Preventing Disasters

Dressers constantly have to check everything: dancers are used to being grabbed at and straightened up in the wings. A friend of mine once had to dive out of the wings to go after a dancer who had a made her dramatic entrance with a hot pink bra hooked to her hem! Dressers are not just there to help dancers in and out of costumes: they must have eyes everywhere and need to be on hand when things go wrong.

We would all love to pretend that things never go wrong, but it just happens. I have seen shoes fly off, straps break, hair nets get stuck in interesting places, and I once saw a dancer get her heel caught in her trouser leg, resulting in amazing improvisation until she could unhook herself! As dancers become more experienced, they get pretty good at dealing with these disasters themselves. In a production of La Fille Mal Gardée in Canada a number of years ago, the Widow Simone caught the hem of her taffeta dress in a drawer and didn’t notice till she had walked halfway across the stage, by which time a long strip was hanging off her dress. Turning and seeing she was caught, she tore off the strip, rolled it into a ball, put it in the drawer and finished dancing – all in character.

As you can see, there is more to a performance than what is happening out front, so when you are next watching a ballet and admiring the choreography on stage, spare a thought for the frantic choreography going on behind the scenes!

With many thanks to Dolly Brown for her lovely tutu pictures. Follow her on Instagram @londonlivingdoll.

Caroline is a social historian with a passion for ballet and costume. Born in Australia to a very theatrical family, she trained as a costume maker and worked with The Royal Winnipeg Ballet, The National Ballet of Canada, and many other companies. She now specialises in early twentieth century ballet. Caroline was an historical consultant for Alexei Ratmansky’s reinterpretation of Diaghilev’s 1921 production of The Sleeping Princess for ABT and Le Coq d’Or (The Golden Cockerel) for The Royal Danish Ballet. She has also worked as researcher and writer for the Pavlova 2012 project. Caroline has a Master's degree in Australian History and loves to use dance as a lens for examining social and political history. Her most recent work has involved examining the Aboriginal Political rights movement and the corresponding contemporary dance movement in Australia.
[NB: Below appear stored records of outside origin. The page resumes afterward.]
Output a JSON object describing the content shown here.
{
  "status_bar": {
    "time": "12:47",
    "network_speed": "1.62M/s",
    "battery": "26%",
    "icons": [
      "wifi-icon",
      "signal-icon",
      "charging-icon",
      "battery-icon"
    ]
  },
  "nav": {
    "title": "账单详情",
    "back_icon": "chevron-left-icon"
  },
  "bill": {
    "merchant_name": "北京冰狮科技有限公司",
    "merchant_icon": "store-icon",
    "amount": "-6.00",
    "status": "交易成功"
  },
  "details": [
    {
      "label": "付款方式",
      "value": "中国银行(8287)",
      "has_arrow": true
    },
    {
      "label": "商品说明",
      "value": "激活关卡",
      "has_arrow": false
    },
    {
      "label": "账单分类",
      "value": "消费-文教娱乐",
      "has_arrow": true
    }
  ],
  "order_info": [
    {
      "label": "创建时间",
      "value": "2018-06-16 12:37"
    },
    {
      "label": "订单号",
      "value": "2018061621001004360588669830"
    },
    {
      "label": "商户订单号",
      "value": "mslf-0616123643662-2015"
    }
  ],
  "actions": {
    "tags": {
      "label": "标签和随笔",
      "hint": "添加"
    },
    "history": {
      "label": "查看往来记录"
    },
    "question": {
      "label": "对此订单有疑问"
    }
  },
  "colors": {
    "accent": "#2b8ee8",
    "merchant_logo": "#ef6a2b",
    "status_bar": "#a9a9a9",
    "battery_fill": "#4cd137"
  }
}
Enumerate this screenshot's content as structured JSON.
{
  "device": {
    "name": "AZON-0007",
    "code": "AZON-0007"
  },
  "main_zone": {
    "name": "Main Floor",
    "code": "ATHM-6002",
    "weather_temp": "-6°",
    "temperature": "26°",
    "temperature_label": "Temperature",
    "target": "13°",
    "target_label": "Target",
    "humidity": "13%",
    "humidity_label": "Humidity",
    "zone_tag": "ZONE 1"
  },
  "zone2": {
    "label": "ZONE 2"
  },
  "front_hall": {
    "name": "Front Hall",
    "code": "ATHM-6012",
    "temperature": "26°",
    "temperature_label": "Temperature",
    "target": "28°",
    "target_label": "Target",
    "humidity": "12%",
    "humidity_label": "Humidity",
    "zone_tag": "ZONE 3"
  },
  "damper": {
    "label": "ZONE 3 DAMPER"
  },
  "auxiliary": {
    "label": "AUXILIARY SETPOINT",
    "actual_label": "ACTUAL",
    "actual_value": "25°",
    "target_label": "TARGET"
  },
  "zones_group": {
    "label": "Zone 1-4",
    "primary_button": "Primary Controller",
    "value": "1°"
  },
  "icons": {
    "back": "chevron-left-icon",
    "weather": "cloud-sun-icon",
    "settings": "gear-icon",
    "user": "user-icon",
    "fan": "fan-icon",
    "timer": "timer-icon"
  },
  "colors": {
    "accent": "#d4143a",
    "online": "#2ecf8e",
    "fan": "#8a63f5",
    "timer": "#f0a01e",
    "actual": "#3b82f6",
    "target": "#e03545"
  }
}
1 Comment

  • February 22, 2015


    Dear Caroline,

    I have a few questions. I am in the process of writing a trilogy that concerns ballet and want it to be as realistic as possible. So far, I have completed the first book, which is based around the ballet Giselle. Here is what occurs in the first book:

    a) Casting is announced for the ballet season at the very start of January (it is composed of 3 double bills, followed by Giselle)
    b) Rehearsals for the double bills and Giselle (including performances of the 3 double bills) go on from February to June
    c) Costumes and props are completed on May 16 and are fitted to the dancers (for Giselle)
    d) The first performance of Giselle is on July 16
    e) The dancers have half an hour to practice their dancing before the curtain rises, then 20 minutes to get into costume.
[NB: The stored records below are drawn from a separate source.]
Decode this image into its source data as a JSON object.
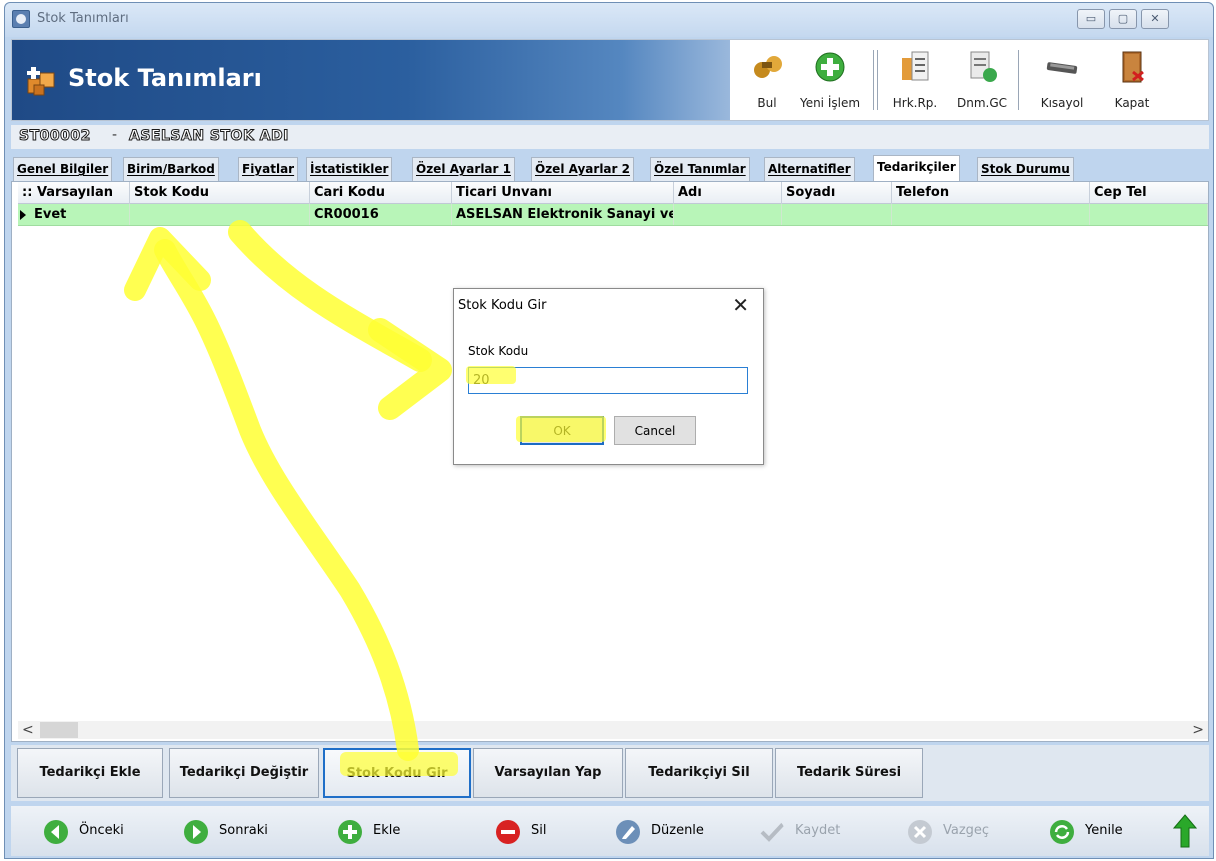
{
  "window": {
    "title": "Stok Tanımları",
    "controls": [
      "▭",
      "▢",
      "✕"
    ]
  },
  "header": {
    "title": "Stok Tanımları",
    "toolbar": [
      {
        "label": "Bul",
        "icon": "search-binoculars-icon"
      },
      {
        "label": "Yeni İşlem",
        "icon": "plus-circle-icon"
      },
      {
        "label": "Hrk.Rp.",
        "icon": "report-icon"
      },
      {
        "label": "Dnm.GC",
        "icon": "period-document-icon"
      },
      {
        "label": "Kısayol",
        "icon": "shortcut-icon"
      },
      {
        "label": "Kapat",
        "icon": "exit-door-icon"
      }
    ]
  },
  "record": {
    "code": "ST00002",
    "separator": "-",
    "name": "ASELSAN STOK ADI"
  },
  "tabs": [
    "Genel Bilgiler",
    "Birim/Barkod",
    "Fiyatlar",
    "İstatistikler",
    "Özel Ayarlar 1",
    "Özel Ayarlar 2",
    "Özel Tanımlar",
    "Alternatifler",
    "Tedarikçiler",
    "Stok Durumu"
  ],
  "active_tab": "Tedarikçiler",
  "grid": {
    "columns": [
      "Varsayılan",
      "Stok Kodu",
      "Cari Kodu",
      "Ticari Unvanı",
      "Adı",
      "Soyadı",
      "Telefon",
      "Cep Tel"
    ],
    "rows": [
      [
        "Evet",
        "",
        "CR00016",
        "ASELSAN Elektronik Sanayi ve",
        "",
        "",
        "",
        ""
      ]
    ],
    "row_color": "#b8f5b8"
  },
  "actions": [
    "Tedarikçi Ekle",
    "Tedarikçi Değiştir",
    "Stok Kodu Gir",
    "Varsayılan Yap",
    "Tedarikçiyi Sil",
    "Tedarik Süresi"
  ],
  "nav": [
    {
      "label": "Önceki",
      "icon": "back-arrow-icon",
      "enabled": true
    },
    {
      "label": "Sonraki",
      "icon": "forward-arrow-icon",
      "enabled": true
    },
    {
      "label": "Ekle",
      "icon": "add-icon",
      "enabled": true
    },
    {
      "label": "Sil",
      "icon": "delete-icon",
      "enabled": true
    },
    {
      "label": "Düzenle",
      "icon": "edit-icon",
      "enabled": true
    },
    {
      "label": "Kaydet",
      "icon": "save-check-icon",
      "enabled": false
    },
    {
      "label": "Vazgeç",
      "icon": "cancel-icon",
      "enabled": false
    },
    {
      "label": "Yenile",
      "icon": "refresh-icon",
      "enabled": true
    }
  ],
  "dialog": {
    "title": "Stok Kodu Gir",
    "label": "Stok Kodu",
    "value": "20",
    "ok": "OK",
    "cancel": "Cancel"
  },
  "colors": {
    "highlight": "#ffff33",
    "banner": "#1f4a86",
    "accent": "#1f6fc8"
  }
}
    Here are my questions:

    a) Is the above list of mine realistic to a ballet performance and season?
    b) If you ever did costumes for Giselle, when were they made or taken out of storage? When were the props made or taken out of storage?
    c) How many rehearsals and practicing in the studio takes place for a ballet?
    d) Does a company usual have sets and costumes constantly going into storage and back out for multiple performances?
    e) How busy is one ballet season? {I do my seasons like this in the books: there are 7 ballets performed (some squished together into bills) that run from January to July for one season, then from August to December for a second season).
    f) How and when does the orchestra practice for a performance?
    e) What is it like doing a major huge production, with roles for a ton of dancers and with lots of costumes, etc.?
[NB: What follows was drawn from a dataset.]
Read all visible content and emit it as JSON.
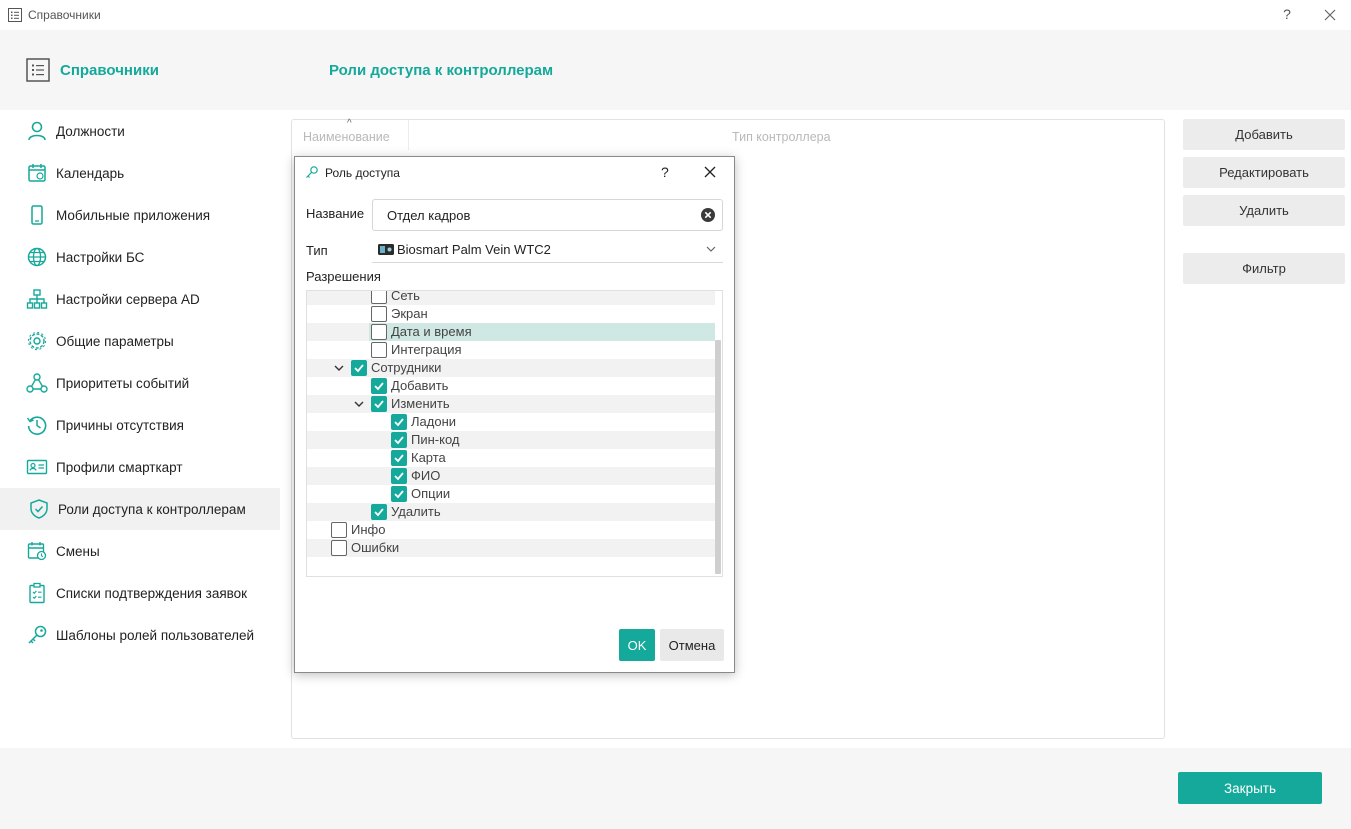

    For the second book, my company performs the production of Raymonda that La Scala has (in co-production with the company). What is a co-production like? And can you tell me anything concerning productions of Raymonda that would help?

    Thanks and you can email me at


    Alyssa Grady